  • active
  • I am wondering about the 'strict caution' about enzyme storing at -20°C. Manufacturers often say that we have to keep enzymes (e.g Taq) upon reception at -20°C. Yet, this enzyme is used in PCR at 95°C for at least 2 h and stay active after alternative cycles of 95/55°C! (protocol-online.org)
  • Also, if we look at dishwashers liquid, all enzymes are kept at room temperature and stay active! (protocol-online.org)
  • known
  • Aralkylamine N-acetyltransferase (AANAT) (EC 2.3.1.87), also known as arylalkylamine N-acetyltransferase or serotonin N-acetyltransferase (SNAT), is an enzyme that is involved in the day/night rhythmic production of melatonin, by modification of serotonin. (wikipedia.org)
  • A nuclease (also archaically known as nucleodepolymerase or polynucleotidase) is an enzyme capable of cleaving the phosphodiester bonds between monomers of nucleic acids. (wikipedia.org)
  • amino
  • Due to the very low number of amino acid changes, these provide an excellent model to investigate enzyme evolution in nature. (wikipedia.org)
  • Chorismic acid, an aromatic amino acid precursor, is converted to 2,3-dihydroxybenzoic acid (DHB) by a series of enzymes, EntA, EntB and EntC. (wikipedia.org)
  • specific

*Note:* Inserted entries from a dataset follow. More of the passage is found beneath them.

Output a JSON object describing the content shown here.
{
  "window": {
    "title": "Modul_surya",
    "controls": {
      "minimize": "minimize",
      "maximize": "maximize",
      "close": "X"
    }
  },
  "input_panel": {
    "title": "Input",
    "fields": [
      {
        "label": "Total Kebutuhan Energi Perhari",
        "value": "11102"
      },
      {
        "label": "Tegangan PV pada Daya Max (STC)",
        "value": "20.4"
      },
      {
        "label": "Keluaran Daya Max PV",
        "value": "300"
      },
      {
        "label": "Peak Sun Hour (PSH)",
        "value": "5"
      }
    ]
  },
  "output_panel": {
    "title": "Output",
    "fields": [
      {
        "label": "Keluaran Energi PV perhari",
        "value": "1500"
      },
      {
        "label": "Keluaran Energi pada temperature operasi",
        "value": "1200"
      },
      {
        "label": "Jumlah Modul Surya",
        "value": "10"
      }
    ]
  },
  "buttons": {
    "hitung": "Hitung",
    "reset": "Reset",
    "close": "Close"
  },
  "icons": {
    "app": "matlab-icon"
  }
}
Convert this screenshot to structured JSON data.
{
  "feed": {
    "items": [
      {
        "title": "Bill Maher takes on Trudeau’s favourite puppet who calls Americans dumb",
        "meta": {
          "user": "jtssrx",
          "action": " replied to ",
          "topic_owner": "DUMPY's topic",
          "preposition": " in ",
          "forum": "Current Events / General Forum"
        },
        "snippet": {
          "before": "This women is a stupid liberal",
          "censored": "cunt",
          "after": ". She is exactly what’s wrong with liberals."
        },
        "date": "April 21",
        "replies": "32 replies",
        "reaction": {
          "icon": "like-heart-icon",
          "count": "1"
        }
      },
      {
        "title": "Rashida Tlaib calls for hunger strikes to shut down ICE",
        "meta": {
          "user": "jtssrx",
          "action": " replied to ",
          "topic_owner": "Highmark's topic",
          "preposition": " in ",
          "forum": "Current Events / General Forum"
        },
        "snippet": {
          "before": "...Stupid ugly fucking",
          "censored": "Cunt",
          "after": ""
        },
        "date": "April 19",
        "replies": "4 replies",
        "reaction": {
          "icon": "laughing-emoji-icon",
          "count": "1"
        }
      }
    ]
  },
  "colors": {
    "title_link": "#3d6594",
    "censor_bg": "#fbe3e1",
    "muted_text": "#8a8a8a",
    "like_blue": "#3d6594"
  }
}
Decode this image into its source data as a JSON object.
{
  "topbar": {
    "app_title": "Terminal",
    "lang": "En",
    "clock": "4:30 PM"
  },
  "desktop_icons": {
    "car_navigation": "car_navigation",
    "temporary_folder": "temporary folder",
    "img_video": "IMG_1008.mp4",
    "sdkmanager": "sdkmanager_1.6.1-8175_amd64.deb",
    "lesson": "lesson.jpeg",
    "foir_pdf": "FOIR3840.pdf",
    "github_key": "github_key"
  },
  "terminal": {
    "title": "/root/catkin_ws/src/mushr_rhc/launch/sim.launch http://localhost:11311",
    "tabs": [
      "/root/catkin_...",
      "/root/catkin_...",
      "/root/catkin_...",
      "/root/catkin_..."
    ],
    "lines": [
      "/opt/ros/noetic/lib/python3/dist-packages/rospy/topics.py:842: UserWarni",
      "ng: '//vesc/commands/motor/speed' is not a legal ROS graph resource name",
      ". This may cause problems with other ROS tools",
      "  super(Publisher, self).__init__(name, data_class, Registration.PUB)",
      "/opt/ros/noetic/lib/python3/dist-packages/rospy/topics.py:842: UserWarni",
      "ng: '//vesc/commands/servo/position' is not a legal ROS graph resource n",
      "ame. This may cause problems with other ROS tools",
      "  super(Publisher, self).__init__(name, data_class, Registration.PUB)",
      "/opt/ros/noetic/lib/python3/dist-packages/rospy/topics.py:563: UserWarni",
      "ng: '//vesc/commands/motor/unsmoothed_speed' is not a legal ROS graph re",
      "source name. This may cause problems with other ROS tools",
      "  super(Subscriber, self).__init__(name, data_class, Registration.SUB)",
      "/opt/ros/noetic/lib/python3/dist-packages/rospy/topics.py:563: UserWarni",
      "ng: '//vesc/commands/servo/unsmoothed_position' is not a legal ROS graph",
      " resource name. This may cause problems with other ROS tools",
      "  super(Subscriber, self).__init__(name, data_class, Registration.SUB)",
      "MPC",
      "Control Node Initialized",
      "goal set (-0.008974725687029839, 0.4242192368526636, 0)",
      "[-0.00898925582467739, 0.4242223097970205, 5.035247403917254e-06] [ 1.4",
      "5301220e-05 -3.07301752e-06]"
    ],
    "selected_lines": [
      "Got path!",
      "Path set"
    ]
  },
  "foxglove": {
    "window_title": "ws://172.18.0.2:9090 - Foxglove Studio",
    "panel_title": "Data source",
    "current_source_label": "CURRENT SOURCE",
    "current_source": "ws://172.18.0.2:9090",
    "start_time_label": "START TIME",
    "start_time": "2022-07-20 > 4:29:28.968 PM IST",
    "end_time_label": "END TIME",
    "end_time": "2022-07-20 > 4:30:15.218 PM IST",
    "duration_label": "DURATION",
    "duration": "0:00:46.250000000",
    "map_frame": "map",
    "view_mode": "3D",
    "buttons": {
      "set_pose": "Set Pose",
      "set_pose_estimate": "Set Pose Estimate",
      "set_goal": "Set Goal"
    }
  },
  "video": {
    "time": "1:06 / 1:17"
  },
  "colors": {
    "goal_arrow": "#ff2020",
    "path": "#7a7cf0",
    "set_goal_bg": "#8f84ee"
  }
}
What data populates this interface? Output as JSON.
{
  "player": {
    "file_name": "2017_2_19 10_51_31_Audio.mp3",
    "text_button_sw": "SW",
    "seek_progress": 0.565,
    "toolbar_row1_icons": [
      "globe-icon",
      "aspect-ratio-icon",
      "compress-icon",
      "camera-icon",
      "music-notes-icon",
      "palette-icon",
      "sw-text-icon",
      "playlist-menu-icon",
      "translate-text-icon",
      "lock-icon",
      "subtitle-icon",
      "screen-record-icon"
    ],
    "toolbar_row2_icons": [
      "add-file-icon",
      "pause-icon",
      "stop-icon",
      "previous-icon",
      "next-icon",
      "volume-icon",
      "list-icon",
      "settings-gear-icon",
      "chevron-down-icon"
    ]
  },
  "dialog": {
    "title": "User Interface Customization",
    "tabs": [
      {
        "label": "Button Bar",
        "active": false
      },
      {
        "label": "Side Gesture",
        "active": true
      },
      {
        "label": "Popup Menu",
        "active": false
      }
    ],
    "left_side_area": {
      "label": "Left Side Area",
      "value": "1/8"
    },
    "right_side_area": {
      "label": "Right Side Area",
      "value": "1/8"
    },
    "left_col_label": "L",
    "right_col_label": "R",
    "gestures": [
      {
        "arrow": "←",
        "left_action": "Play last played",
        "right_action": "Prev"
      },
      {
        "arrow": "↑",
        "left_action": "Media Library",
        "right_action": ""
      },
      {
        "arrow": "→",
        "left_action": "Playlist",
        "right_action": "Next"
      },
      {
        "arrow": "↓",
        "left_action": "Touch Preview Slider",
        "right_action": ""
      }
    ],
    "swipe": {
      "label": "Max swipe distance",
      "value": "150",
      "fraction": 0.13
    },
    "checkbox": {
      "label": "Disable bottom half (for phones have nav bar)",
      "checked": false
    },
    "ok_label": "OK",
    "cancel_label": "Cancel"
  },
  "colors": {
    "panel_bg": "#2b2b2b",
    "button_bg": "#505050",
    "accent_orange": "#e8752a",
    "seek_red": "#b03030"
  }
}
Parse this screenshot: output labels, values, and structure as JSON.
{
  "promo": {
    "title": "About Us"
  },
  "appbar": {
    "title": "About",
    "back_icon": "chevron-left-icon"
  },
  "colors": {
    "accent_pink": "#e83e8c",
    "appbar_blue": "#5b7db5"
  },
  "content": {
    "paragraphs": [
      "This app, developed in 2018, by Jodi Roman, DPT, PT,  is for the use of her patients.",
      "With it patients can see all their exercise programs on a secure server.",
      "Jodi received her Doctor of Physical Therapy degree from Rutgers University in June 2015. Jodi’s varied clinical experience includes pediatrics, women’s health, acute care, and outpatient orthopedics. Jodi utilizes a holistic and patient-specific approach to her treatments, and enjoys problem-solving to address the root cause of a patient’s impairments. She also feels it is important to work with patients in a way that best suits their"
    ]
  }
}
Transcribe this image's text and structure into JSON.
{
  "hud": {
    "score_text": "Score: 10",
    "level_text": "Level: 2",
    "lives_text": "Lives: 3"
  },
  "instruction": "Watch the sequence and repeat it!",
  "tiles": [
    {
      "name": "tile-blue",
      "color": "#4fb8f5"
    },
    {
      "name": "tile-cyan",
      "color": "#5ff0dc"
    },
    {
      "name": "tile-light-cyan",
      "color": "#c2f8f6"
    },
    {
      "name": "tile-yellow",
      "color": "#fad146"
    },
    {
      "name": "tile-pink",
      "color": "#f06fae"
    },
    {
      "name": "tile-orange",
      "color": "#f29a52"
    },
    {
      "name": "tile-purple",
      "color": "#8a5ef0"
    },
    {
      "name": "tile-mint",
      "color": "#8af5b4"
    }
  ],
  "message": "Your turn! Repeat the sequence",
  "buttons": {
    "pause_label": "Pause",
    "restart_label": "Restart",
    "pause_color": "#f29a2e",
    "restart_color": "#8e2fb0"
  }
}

  • In that paper, Kathleen Danna and Daniel Nathans of Johns Hopkins University (Baltimore) showed for the first time that the restriction enzyme called "endonuclease R," discovered by Hamilton Smith and Kent Wilcox ( 2 ), could be used to produce specific fragments of simian virus 40 (SV40) DNA. (pnas.org)